YOUR GOAL. Below are the entries; count how many lines contain the word "Thích" and reply with that number alone.

DATA FOR PROCESSING.
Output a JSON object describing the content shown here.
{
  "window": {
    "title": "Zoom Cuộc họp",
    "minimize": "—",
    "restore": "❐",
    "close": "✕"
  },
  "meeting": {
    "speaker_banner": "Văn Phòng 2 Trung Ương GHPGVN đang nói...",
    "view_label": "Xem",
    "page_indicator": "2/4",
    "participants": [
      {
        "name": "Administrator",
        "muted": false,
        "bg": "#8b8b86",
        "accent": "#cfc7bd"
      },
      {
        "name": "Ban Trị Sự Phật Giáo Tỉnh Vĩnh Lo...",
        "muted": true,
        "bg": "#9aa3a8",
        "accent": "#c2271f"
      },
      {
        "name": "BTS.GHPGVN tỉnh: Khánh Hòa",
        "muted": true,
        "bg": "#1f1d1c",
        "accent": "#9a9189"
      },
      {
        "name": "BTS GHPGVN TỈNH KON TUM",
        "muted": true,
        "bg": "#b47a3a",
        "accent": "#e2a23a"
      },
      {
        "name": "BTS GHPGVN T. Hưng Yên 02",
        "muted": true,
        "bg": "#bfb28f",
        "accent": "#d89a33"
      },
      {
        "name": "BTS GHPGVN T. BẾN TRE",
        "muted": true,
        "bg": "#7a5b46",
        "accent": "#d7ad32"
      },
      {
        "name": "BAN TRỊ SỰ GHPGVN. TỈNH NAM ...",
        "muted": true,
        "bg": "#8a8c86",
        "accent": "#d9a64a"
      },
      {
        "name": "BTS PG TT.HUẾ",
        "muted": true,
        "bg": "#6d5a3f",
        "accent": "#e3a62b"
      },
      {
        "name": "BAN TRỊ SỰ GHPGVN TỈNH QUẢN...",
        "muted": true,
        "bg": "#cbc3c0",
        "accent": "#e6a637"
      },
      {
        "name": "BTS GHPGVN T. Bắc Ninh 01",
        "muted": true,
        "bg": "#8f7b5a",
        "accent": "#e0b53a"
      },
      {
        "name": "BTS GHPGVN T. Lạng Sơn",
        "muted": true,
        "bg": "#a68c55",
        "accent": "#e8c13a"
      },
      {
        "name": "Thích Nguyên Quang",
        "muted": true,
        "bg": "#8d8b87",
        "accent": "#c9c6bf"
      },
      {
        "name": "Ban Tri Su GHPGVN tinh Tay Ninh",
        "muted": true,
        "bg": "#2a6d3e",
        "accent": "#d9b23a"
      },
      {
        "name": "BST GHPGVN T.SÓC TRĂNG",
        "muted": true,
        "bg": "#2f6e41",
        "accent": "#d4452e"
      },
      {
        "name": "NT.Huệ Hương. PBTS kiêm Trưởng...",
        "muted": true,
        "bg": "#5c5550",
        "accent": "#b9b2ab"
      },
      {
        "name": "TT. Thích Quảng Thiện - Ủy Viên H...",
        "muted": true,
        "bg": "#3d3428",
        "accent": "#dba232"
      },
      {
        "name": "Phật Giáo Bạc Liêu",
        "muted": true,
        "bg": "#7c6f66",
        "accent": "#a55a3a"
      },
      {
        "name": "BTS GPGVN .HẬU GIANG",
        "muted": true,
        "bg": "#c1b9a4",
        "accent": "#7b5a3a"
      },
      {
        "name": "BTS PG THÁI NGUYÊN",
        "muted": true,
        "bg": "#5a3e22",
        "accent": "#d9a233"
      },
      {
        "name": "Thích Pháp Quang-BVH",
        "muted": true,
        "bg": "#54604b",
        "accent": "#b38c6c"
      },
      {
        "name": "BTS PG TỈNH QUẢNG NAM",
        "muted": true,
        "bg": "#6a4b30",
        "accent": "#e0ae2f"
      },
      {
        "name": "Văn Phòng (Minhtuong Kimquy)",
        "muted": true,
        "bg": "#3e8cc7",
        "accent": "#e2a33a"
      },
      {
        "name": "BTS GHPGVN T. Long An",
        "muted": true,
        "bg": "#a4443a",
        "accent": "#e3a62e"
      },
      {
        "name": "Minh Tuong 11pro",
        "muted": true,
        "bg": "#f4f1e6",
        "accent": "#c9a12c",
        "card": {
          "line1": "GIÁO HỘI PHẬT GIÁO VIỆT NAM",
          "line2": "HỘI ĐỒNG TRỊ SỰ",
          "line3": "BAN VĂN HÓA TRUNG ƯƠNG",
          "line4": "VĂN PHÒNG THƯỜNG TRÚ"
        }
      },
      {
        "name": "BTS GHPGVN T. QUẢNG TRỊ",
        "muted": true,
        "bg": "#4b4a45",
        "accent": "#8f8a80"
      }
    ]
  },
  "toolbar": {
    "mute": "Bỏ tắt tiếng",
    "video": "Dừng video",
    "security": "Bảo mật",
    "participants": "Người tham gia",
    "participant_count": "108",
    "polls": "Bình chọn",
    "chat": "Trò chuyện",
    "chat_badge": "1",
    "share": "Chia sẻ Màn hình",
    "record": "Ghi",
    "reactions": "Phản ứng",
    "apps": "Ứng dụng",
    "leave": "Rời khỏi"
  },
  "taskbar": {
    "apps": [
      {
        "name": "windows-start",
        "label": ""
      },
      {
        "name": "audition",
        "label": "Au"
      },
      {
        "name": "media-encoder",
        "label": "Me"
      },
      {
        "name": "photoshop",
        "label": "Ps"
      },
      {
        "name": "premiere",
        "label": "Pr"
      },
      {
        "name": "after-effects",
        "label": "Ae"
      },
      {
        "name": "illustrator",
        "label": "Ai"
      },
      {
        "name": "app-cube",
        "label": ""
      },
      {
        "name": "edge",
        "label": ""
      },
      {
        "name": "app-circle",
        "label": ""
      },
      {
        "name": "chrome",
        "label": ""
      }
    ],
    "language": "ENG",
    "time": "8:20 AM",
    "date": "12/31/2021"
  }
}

SOLUTION FOR THIS EXERCISE. 3